Black Monday marchers had every right to protest a legitimate issue, but they also had to ensure it was done responsibly.

"We acknowledge the right of every South African to exercise what is enshrined in the Constitution: their right to protest and freedom of expression.

"But we are asking if it can be done in the most responsible way. There are issues of burning the flag and waving the old flag."

'No talk of banning old flag'

Kubayi said Cabinet had not discussed specific images during its meeting on Wednesday, but rather had addressed the broad themes reported in the media from the scenes at various Black Monday marches.

"Even if an image was circulated, we need to condemn such an image, because somebody might think it's okay to burn a South African flag.

"Blocking of the roads, it's wrong. Having an old apartheid flag, and insulting statements on some of the T-shirts...

"We must be able to say that - while there are issues of concerns that the marchers felt they needed to raise with government, which is correct - the manner that certain individuals conducted themselves and certain things that happened are wrong and remains wrong."

Cabinet had not discussed any suggestions of banning the display or the owning the old flag.

'Try understand pains of the past'

"We've not gone to the extent that we must ban. We understand these symbols will remain as part of our history.

"But if indeed some discussion arises we will have to consider if it is in the best interest of nation building.
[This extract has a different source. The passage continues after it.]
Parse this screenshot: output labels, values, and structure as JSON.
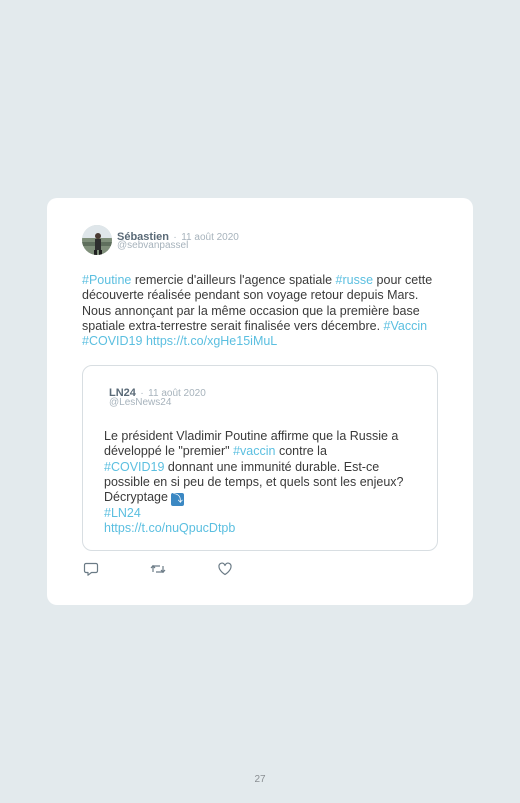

We continue to appeal, let's behave in the most responsive way for a united South Africa."

Kubayi said citizens should rather try to understand the deep "pains of the past", going forward, as these "incidents" were taking the country backward, not forward.

"If all of us understand the pains of the past, and what it took to get where we are, no one should undermine that.

"We should all work towards harmony in the country and ensure South Africa becomes a non-racial South Africa."